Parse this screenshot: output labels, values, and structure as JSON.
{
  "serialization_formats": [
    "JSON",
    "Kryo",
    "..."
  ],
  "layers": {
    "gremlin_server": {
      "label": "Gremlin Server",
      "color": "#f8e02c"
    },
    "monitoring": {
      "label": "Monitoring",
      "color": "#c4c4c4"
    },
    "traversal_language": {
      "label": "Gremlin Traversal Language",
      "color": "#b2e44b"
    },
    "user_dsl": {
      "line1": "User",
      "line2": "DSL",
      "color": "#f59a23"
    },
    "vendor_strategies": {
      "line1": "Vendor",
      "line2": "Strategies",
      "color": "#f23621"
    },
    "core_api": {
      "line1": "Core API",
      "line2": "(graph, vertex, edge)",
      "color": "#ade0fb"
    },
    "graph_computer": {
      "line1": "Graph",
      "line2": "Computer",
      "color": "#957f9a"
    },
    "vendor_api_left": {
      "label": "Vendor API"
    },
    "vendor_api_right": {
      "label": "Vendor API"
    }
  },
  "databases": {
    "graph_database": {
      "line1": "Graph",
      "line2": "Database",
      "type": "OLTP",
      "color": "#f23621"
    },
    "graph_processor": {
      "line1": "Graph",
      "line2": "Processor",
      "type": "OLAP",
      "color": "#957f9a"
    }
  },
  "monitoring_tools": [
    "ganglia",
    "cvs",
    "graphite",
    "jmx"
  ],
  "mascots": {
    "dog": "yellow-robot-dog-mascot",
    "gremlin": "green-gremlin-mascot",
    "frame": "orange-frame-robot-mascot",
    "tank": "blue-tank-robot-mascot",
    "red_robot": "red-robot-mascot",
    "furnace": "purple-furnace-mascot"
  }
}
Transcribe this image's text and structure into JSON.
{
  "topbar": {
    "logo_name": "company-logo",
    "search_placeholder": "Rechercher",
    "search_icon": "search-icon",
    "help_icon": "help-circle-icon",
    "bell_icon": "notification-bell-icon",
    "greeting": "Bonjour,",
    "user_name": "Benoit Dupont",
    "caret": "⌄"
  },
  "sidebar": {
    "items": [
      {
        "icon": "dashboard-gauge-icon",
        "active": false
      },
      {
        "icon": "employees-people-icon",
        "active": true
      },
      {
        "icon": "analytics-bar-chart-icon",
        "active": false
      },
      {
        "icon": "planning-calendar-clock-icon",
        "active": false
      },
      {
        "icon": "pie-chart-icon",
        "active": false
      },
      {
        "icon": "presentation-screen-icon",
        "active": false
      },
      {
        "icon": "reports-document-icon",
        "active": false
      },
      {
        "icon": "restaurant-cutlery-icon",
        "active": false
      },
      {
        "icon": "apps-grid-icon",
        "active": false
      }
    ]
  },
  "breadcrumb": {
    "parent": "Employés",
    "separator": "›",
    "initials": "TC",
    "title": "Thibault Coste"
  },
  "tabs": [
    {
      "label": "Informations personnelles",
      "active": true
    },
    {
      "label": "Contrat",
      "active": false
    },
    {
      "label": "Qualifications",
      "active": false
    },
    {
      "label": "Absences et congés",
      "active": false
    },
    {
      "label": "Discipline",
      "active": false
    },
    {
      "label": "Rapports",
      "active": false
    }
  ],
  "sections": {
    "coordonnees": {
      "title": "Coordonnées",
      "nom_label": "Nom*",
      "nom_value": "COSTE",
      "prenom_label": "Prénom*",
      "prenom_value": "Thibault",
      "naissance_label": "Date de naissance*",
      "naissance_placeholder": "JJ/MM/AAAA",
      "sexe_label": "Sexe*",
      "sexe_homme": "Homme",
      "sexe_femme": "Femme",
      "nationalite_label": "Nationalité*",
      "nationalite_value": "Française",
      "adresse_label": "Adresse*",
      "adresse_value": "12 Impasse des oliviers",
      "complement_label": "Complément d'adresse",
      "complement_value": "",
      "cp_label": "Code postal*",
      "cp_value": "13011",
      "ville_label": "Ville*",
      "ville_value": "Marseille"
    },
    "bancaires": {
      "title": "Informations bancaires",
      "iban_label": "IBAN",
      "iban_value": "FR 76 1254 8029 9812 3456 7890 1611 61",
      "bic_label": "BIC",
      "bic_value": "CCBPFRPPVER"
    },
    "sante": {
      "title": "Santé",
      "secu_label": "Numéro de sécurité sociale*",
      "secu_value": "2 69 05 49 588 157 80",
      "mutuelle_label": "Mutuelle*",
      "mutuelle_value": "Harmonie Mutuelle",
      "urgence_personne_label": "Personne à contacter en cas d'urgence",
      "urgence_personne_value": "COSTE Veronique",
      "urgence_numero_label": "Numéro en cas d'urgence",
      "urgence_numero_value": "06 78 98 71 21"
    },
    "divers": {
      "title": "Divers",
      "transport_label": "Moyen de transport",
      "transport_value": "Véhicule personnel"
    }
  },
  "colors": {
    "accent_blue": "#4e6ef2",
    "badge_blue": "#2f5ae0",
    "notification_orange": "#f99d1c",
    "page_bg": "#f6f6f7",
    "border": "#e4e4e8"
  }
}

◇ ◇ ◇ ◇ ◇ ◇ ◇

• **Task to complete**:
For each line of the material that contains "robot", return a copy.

• **Completed task**:
    "dog": "yellow-robot-dog-mascot",
    "frame": "orange-frame-robot-mascot",
    "tank": "blue-tank-robot-mascot",
    "red_robot": "red-robot-mascot",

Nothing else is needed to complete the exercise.